Pippen also had endorsement deals with Frito-Lay, Visa, and Ameritech Cellular TV, as well as other major companies like McDonald’s, Right Guard and Coca-Cola. Along with his commercials, Pippen’s also had cameos in several movies and television shows over the years.
Pippen wasn’t always smart with his money, though. Bleacher Report cited that Pippen squandered over $120 million on “irresponsible and lackluster financial decisions,” including purchasing a $4 million private jet that needed another $1 million in repairs before it could even fly.
Pippen was married twice, first to Karen McCollum in 1988, then to Larsa Younan in 1997. Pippen’s only child with McCollum is Antron Pippen, then he had four more with Younan — Scotty Pippen Jr., Preston Pippen, Justin Pippen, and Sophia Pippen. He and Larsa Pippen, as she still goes by today, divorced in 2018.
Robert Lunn, who served as Pippen’s longtime financial advisor and investor for the Pro Basketball Hall of Fame inductee, was sentenced to three years in prison for multiple fraud counts back in 2016. He reportedly forged Pippen’s signature on a loan that was valued at $1.4 million to pay off his own debts.
Pippen was dubbed “No Tippin’ Pippen” by a Florida restaurant for allegedly giving horrible tips after meals. Charley Barkley once said, “There’s nobody cheaper than Scottie Pippen and Michael Jordan.”
After basketball, Pippen returned to the Bulls as a team ambassador and was named senior advisor to Michael Reinsdorf, the Bulls’ president and COO. Pippen said he was fired by the basketball team in April 2020 after failing to agree on a new compensation package.
You can see Pippen today as an NBA analyst for ESPN, primarily on The Jump hosted by Rachel Nichols.
Scottie Pippen Net Worth

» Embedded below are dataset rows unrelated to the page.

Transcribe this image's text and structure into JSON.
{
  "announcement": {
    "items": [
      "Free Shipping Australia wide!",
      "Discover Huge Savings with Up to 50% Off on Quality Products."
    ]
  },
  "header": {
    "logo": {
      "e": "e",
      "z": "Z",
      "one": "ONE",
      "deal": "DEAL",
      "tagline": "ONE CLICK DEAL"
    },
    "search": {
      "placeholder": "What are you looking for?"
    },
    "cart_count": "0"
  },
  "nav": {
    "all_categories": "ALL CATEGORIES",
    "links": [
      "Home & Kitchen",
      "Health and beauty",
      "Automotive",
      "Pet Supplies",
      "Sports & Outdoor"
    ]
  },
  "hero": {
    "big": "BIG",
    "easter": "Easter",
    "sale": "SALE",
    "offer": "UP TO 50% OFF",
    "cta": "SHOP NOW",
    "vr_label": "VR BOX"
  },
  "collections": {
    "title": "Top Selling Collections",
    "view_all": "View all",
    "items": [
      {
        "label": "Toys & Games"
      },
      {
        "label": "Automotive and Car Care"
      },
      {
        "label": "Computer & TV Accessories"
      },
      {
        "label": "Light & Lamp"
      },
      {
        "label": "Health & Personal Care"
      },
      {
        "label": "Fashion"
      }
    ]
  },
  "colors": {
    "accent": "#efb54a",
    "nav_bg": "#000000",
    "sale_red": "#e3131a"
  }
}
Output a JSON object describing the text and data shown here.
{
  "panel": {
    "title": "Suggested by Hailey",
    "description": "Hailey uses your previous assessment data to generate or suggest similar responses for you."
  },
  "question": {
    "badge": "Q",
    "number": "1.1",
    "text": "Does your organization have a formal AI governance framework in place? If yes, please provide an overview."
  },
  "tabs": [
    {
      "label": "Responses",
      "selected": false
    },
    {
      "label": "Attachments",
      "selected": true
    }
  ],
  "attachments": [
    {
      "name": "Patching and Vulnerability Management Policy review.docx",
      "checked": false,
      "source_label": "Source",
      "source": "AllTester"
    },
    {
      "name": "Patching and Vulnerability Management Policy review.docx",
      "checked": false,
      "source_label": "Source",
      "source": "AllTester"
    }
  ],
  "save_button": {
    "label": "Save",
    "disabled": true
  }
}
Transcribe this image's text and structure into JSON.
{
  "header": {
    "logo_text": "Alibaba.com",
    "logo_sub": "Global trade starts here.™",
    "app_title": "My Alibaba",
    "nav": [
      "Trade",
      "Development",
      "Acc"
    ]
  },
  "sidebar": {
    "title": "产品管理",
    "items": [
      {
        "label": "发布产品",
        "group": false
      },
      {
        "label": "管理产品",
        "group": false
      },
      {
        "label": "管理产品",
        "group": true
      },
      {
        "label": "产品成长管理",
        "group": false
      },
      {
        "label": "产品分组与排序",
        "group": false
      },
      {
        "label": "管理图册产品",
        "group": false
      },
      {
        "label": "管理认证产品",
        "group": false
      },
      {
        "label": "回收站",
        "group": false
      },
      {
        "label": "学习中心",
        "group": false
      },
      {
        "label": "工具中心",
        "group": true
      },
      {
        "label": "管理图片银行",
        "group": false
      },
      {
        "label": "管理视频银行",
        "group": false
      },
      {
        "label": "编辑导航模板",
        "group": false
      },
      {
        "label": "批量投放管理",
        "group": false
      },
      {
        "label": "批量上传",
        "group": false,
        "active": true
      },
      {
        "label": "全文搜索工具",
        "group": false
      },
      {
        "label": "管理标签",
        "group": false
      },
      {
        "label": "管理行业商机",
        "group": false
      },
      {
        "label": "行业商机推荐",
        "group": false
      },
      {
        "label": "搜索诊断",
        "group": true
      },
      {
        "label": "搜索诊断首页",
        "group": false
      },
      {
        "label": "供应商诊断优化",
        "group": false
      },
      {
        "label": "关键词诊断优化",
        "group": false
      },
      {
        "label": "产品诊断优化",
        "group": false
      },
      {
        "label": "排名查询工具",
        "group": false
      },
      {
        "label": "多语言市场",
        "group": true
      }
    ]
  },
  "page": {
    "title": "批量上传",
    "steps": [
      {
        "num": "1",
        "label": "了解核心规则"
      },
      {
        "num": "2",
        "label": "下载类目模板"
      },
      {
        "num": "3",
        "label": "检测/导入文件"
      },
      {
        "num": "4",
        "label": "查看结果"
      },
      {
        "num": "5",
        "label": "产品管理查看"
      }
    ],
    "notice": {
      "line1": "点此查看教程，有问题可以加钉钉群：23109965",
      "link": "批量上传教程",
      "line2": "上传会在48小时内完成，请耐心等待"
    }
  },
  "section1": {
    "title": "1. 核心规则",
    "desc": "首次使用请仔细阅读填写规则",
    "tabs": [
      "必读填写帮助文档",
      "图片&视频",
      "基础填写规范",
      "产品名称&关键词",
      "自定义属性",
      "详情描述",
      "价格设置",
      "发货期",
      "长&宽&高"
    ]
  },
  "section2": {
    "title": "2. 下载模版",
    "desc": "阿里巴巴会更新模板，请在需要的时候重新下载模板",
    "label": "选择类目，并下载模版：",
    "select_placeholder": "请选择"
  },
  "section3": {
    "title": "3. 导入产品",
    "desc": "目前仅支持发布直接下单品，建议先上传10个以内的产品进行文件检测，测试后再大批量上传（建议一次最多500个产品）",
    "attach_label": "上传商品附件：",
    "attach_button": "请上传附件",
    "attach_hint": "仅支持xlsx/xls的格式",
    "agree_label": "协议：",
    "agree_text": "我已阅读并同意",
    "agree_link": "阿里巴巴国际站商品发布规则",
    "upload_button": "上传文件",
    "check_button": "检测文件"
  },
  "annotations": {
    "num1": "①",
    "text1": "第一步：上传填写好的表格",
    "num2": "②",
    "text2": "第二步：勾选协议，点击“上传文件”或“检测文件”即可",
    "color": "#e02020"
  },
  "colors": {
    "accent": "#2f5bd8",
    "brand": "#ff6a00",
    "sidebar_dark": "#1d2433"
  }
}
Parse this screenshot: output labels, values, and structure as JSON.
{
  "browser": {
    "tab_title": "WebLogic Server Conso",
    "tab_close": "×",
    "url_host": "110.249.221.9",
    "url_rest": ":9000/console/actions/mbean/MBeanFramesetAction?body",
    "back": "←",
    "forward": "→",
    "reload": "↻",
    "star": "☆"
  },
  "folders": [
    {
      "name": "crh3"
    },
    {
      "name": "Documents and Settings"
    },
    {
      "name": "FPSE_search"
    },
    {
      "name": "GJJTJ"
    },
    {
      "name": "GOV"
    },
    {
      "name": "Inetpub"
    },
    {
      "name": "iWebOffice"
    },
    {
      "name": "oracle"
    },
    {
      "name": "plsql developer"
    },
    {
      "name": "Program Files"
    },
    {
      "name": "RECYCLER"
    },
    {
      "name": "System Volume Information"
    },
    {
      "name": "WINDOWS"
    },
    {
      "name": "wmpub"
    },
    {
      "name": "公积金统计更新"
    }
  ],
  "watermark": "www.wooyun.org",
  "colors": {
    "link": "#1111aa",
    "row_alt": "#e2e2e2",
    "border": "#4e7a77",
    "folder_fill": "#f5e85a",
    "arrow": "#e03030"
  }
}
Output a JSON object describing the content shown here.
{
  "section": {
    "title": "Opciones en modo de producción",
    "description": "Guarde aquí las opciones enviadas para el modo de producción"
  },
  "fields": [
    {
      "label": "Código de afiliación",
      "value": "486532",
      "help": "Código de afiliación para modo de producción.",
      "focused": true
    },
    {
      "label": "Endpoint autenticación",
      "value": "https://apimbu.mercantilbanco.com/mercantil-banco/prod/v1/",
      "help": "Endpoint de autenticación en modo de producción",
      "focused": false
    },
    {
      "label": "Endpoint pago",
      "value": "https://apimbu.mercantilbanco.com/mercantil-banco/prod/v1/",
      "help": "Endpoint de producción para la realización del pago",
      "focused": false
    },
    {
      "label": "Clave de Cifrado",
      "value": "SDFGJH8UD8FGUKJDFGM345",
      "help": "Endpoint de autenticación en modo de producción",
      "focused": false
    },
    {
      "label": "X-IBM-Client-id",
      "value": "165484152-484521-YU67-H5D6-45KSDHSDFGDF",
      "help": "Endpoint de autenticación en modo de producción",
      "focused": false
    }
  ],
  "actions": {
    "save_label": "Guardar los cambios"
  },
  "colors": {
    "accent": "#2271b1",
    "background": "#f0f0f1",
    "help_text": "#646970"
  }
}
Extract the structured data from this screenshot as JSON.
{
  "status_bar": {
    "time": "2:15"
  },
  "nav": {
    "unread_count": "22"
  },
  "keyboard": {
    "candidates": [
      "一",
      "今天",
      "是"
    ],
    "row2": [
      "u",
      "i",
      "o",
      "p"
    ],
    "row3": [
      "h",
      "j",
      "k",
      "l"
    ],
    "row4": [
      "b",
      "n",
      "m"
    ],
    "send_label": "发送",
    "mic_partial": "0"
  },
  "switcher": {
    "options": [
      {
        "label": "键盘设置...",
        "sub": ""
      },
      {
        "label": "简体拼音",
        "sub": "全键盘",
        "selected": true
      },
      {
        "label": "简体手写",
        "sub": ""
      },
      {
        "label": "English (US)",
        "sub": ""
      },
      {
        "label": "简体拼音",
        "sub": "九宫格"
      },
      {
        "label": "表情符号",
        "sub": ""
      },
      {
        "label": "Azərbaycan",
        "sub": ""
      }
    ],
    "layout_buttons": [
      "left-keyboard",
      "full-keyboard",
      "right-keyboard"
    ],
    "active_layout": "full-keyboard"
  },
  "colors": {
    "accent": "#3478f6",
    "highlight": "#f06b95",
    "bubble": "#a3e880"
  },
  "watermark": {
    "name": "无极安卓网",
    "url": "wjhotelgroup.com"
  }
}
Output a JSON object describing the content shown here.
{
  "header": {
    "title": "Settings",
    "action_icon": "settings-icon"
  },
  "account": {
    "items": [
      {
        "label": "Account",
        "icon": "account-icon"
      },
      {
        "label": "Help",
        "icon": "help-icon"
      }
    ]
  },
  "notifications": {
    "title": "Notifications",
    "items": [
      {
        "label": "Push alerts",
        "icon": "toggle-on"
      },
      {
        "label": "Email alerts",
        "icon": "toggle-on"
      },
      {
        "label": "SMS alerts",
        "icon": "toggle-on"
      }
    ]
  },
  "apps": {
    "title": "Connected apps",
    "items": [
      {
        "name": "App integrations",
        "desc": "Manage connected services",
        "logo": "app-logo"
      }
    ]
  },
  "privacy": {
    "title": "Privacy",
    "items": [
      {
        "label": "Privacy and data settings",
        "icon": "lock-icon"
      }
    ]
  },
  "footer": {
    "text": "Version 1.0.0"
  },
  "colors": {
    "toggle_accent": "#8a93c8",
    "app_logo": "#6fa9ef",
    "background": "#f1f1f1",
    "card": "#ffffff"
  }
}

Scottie Pippen’s net worth is estimated between $30 and $50 million in 2020.
He may not be a billionaire like his former counterpart in Chicago, but Pippen’s legacy on the floor as one of the greatest players in NBA history is without dispute.